- Sutherland, John (1990). The Stanford Companion to Victorian Fiction. Stanford University Press. p. 276. ISBN 978-0-8047-1842-4.
- Who's who. A. & C. Black. 1903. p. 604.
- Newnes, Sir George (1893). "Portraits of Celebrities at Different Times of their Lives: Iza Duffus Hardy". The Strand Magazine. 5: 473.
- Black, Helen C. (1893). Notable Women Authors of the Day: Biographical Sketches. D. Bryce & Son. pp. 197–209.
- Hardy, Thomas (1978-06-17). Personal Notebooks of Thomas Hardy. Springer. p. 206. ISBN 978-1-349-03597-7.
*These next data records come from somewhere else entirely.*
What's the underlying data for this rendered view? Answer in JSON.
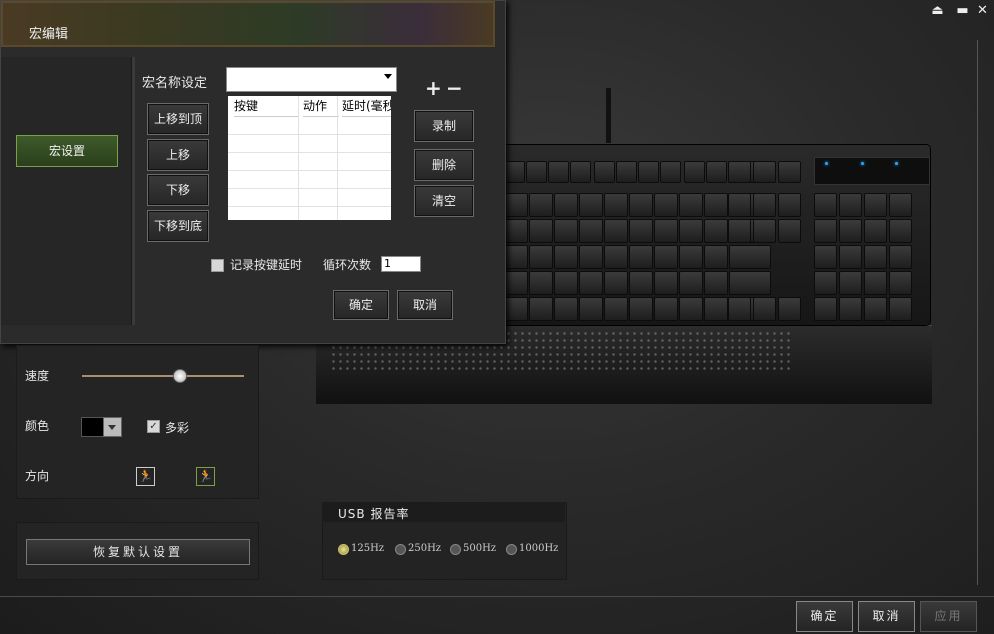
{
  "window": {
    "controls": [
      "eject-icon",
      "minimize-icon",
      "close-icon"
    ]
  },
  "macro_editor": {
    "title": "宏编辑",
    "macro_settings_button": "宏设置",
    "name_label": "宏名称设定",
    "name_value": "",
    "move_top": "上移到顶",
    "move_up": "上移",
    "move_down": "下移",
    "move_bottom": "下移到底",
    "table_headers": [
      "按键",
      "动作",
      "延时(毫秒"
    ],
    "plus": "+",
    "minus": "−",
    "record": "录制",
    "delete": "删除",
    "clear": "清空",
    "record_delay_label": "记录按键延时",
    "loop_label": "循环次数",
    "loop_value": "1",
    "ok": "确定",
    "cancel": "取消"
  },
  "lighting": {
    "speed_label": "速度",
    "speed_value": 0.6,
    "color_label": "颜色",
    "color_value": "#000000",
    "multicolor_label": "多彩",
    "multicolor_checked": true,
    "direction_label": "方向"
  },
  "reset_label": "恢复默认设置",
  "usb": {
    "title": "USB 报告率",
    "options": [
      "125Hz",
      "250Hz",
      "500Hz",
      "1000Hz"
    ],
    "selected": "125Hz"
  },
  "footer": {
    "ok": "确定",
    "cancel": "取消",
    "apply": "应用"
  },
  "colors": {
    "accent_green": "#7aa04a",
    "led_blue": "#27a9ff"
  }
}
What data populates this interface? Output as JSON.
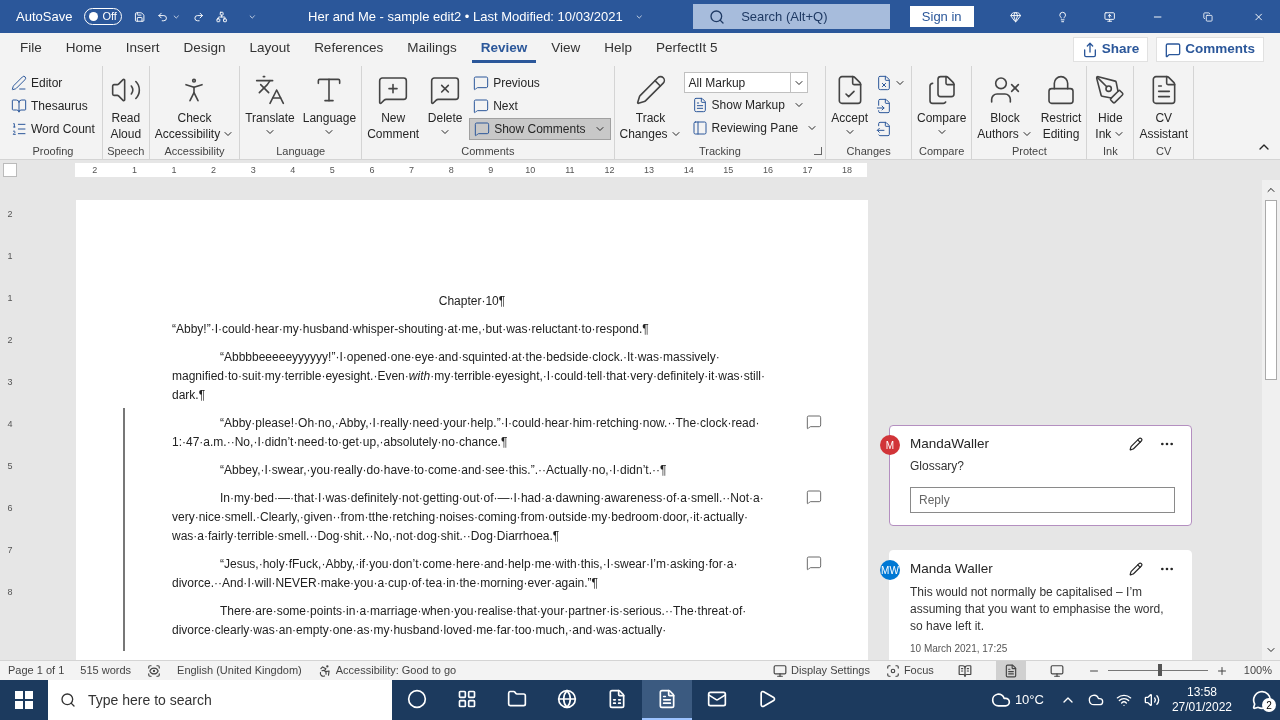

- Hardy, Iza Duffus. (1872). Not easily jealous; a novel. Collection of British authors,v. 1256-1257. Leipzig: B. Tauchnitz.
- Hardy, Iza Duffus (1877). For the old love's sake, by the author of 'Not easily jealous'. by I.D. Hardy. London: A. H. Moxon.
- Hardy, Iza Duffus (1877). Glencairn. Hurst.
- Hardy, Iza Duffus (1877). Only a love-story. London: Hurst and Blackett.
- Hardy, Iza Duffus (1878). A broken faith: In three volumes. London: Hurst and Blackett, Publishers, 13, Great Marlborough Street.
- Hardy, Iza Duffus (1880). Friend and lover.
- Hardy, Iza Duffus. (1884). Love, honour, and obey ... London: F.V. White & co.
- Hardy, Iza Duffus (1904). The Love that He Passed By, Etc. Digby, Long & Company.
- Hardy, Iza Duffus (1887). The girl he did not marry. F. V. White & Company.
- Hardy, Iza Duffus. (1887). Love in idleness; the story of a winter in Florida. London: White.
- Hardy, Iza Duffus (1890). A new Othello. F. V. White & Company.
- "The Master of Madrono Hills". The Bookman. 27: 14. Christmas 1904.
- Bassett, Troy J. "Author Information: Iza Duffus Hardy". At the Circulating Library. Retrieved 2021-04-18.
- Hardy, Iza Duffus (November 1883). "A Trip to Blackwell's Island". Tinsley's Magazine. 33: 474–479.
- Plarr, Victor (1895). Men and Women of the Time: A Dictionary of Contemporaries. G. Routledge and Sons, limited. p. 390.
- Hardy, Iza Duffus (1893). "In the Shadow of the Sierras". The Strand Magazine. 5: 435–445.
- Fant, Jennie Holton (2019-02-27). Sojourns in Charleston, South Carolina, 1865–1947: From the Ruins of War to the Rise of Tourism. Univ of South Carolina Press. ISBN 978-1-61117-940-8.
- Hardy, Iza Duffus (1906). "Pike's Peak and the Garden of the Gods". In Singleton, Esther (ed.). Greatest Wonders of the World. Christian Herald. pp. 263–267.
- Ayad, Sara (6 February 2020). "Iza Duffus Hardy: a forgotten author who mixed with the Pre-Raphaelites". Art UK. Retrieved 2021-04-18.
- Hardy, Iza Duffus. (1884). Between two oceans, or, Sketches of American travel. London: Hurst and Blackett.
- Hardy, Iza Duffus. (1887). Oranges and alligators. London: Ward and Downey.
- "Correspondence: Hardy, Iza". Sheila and Terry Meyers Collection of Swinburneiana, College of William & Mary. Retrieved 2021-04-18.
- Notes and Queries. Oxford University Press. 1901. p. 58.
- Twain, Mark (1997). Mark Twain's Letters, Volume 5. University of California Press. pp. 408, note 14. ISBN 978-0-520-20822-3.
- Madox Brown, Ford (1872). "Portrait of Miss Iza Duffus Hardy". Birmingham Museums. Retrieved 2021-04-18.